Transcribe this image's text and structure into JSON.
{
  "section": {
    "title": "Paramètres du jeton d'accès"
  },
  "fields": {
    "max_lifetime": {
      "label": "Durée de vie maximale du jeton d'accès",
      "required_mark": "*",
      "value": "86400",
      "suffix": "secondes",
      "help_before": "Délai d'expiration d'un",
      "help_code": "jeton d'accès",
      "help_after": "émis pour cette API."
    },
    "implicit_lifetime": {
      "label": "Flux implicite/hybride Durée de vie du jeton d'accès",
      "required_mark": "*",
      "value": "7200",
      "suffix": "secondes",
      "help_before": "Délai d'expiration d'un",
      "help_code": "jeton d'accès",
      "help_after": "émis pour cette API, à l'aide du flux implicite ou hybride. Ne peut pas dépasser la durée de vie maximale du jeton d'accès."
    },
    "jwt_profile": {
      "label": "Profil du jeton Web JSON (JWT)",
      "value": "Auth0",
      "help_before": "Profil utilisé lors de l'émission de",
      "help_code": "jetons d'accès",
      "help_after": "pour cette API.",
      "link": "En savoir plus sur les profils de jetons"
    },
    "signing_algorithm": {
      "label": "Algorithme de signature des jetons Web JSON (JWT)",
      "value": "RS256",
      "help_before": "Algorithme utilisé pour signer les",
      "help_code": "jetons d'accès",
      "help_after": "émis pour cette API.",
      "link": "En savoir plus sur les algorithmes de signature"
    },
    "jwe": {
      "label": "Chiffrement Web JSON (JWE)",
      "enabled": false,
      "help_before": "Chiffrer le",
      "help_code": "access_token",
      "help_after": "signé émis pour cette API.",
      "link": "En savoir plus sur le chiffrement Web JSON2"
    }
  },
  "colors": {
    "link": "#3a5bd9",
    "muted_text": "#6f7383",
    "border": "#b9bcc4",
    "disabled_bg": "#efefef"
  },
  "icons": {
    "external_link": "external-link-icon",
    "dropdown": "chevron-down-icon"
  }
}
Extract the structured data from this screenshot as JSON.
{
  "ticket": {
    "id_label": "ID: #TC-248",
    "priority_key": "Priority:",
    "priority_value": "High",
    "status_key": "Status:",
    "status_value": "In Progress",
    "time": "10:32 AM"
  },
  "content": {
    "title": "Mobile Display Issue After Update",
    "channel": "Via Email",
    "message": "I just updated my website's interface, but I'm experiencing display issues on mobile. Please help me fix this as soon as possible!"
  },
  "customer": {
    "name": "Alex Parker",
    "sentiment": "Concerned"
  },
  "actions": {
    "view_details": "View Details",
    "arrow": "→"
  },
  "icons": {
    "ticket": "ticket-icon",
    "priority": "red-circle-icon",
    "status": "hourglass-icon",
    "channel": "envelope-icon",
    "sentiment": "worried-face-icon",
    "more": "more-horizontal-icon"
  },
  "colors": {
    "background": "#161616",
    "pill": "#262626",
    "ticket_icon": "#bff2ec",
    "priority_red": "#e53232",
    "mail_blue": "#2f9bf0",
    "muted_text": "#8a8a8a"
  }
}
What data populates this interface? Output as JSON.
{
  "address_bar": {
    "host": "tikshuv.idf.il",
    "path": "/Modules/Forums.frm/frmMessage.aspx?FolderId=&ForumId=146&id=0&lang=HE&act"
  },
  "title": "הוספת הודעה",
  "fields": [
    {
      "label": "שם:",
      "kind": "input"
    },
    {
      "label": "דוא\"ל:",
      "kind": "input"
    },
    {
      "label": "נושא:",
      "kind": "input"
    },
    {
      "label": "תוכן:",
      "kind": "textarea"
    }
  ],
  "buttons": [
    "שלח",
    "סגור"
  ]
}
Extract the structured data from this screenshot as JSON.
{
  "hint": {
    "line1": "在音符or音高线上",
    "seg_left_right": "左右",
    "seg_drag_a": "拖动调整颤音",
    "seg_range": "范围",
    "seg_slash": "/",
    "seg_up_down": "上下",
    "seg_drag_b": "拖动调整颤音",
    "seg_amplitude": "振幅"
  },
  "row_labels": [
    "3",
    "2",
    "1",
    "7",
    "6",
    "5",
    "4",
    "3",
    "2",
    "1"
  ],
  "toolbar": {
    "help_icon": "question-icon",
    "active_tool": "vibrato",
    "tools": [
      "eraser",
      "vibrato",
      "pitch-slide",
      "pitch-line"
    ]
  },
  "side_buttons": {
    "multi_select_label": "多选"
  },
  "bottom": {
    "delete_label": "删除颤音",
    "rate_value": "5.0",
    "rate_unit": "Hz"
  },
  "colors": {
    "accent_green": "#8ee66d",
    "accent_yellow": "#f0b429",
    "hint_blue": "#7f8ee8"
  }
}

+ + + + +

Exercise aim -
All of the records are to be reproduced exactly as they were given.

Answer below -
Transcribe this image's text and structure into JSON.
{
  "section": {
    "title": "Paramètres du jeton d'accès"
  },
  "fields": {
    "max_lifetime": {
      "label": "Durée de vie maximale du jeton d'accès",
      "required_mark": "*",
      "value": "86400",
      "suffix": "secondes",
      "help_before": "Délai d'expiration d'un",
      "help_code": "jeton d'accès",
      "help_after": "émis pour cette API."
    },
    "implicit_lifetime": {
      "label": "Flux implicite/hybride Durée de vie du jeton d'accès",
      "required_mark": "*",
      "value": "7200",
      "suffix": "secondes",
      "help_before": "Délai d'expiration d'un",
      "help_code": "jeton d'accès",
      "help_after": "émis pour cette API, à l'aide du flux implicite ou hybride. Ne peut pas dépasser la durée de vie maximale du jeton d'accès."
    },
    "jwt_profile": {
      "label": "Profil du jeton Web JSON (JWT)",
      "value": "Auth0",
      "help_before": "Profil utilisé lors de l'émission de",
      "help_code": "jetons d'accès",
      "help_after": "pour cette API.",
      "link": "En savoir plus sur les profils de jetons"
    },
    "signing_algorithm": {
      "label": "Algorithme de signature des jetons Web JSON (JWT)",
      "value": "RS256",
      "help_before": "Algorithme utilisé pour signer les",
      "help_code": "jetons d'accès",
      "help_after": "émis pour cette API.",
      "link": "En savoir plus sur les algorithmes de signature"
    },
    "jwe": {
      "label": "Chiffrement Web JSON (JWE)",
      "enabled": false,
      "help_before": "Chiffrer le",
      "help_code": "access_token",
      "help_after": "signé émis pour cette API.",
      "link": "En savoir plus sur le chiffrement Web JSON2"
    }
  },
  "colors": {
    "link": "#3a5bd9",
    "muted_text": "#6f7383",
    "border": "#b9bcc4",
    "disabled_bg": "#efefef"
  },
  "icons": {
    "external_link": "external-link-icon",
    "dropdown": "chevron-down-icon"
  }
}
Extract the structured data from this screenshot as JSON.
{
  "ticket": {
    "id_label": "ID: #TC-248",
    "priority_key": "Priority:",
    "priority_value": "High",
    "status_key": "Status:",
    "status_value": "In Progress",
    "time": "10:32 AM"
  },
  "content": {
    "title": "Mobile Display Issue After Update",
    "channel": "Via Email",
    "message": "I just updated my website's interface, but I'm experiencing display issues on mobile. Please help me fix this as soon as possible!"
  },
  "customer": {
    "name": "Alex Parker",
    "sentiment": "Concerned"
  },
  "actions": {
    "view_details": "View Details",
    "arrow": "→"
  },
  "icons": {
    "ticket": "ticket-icon",
    "priority": "red-circle-icon",
    "status": "hourglass-icon",
    "channel": "envelope-icon",
    "sentiment": "worried-face-icon",
    "more": "more-horizontal-icon"
  },
  "colors": {
    "background": "#161616",
    "pill": "#262626",
    "ticket_icon": "#bff2ec",
    "priority_red": "#e53232",
    "mail_blue": "#2f9bf0",
    "muted_text": "#8a8a8a"
  }
}
What data populates this interface? Output as JSON.
{
  "address_bar": {
    "host": "tikshuv.idf.il",
    "path": "/Modules/Forums.frm/frmMessage.aspx?FolderId=&ForumId=146&id=0&lang=HE&act"
  },
  "title": "הוספת הודעה",
  "fields": [
    {
      "label": "שם:",
      "kind": "input"
    },
    {
      "label": "דוא\"ל:",
      "kind": "input"
    },
    {
      "label": "נושא:",
      "kind": "input"
    },
    {
      "label": "תוכן:",
      "kind": "textarea"
    }
  ],
  "buttons": [
    "שלח",
    "סגור"
  ]
}
Extract the structured data from this screenshot as JSON.
{
  "hint": {
    "line1": "在音符or音高线上",
    "seg_left_right": "左右",
    "seg_drag_a": "拖动调整颤音",
    "seg_range": "范围",
    "seg_slash": "/",
    "seg_up_down": "上下",
    "seg_drag_b": "拖动调整颤音",
    "seg_amplitude": "振幅"
  },
  "row_labels": [
    "3",
    "2",
    "1",
    "7",
    "6",
    "5",
    "4",
    "3",
    "2",
    "1"
  ],
  "toolbar": {
    "help_icon": "question-icon",
    "active_tool": "vibrato",
    "tools": [
      "eraser",
      "vibrato",
      "pitch-slide",
      "pitch-line"
    ]
  },
  "side_buttons": {
    "multi_select_label": "多选"
  },
  "bottom": {
    "delete_label": "删除颤音",
    "rate_value": "5.0",
    "rate_unit": "Hz"
  },
  "colors": {
    "accent_green": "#8ee66d",
    "accent_yellow": "#f0b429",
    "hint_blue": "#7f8ee8"
  }
}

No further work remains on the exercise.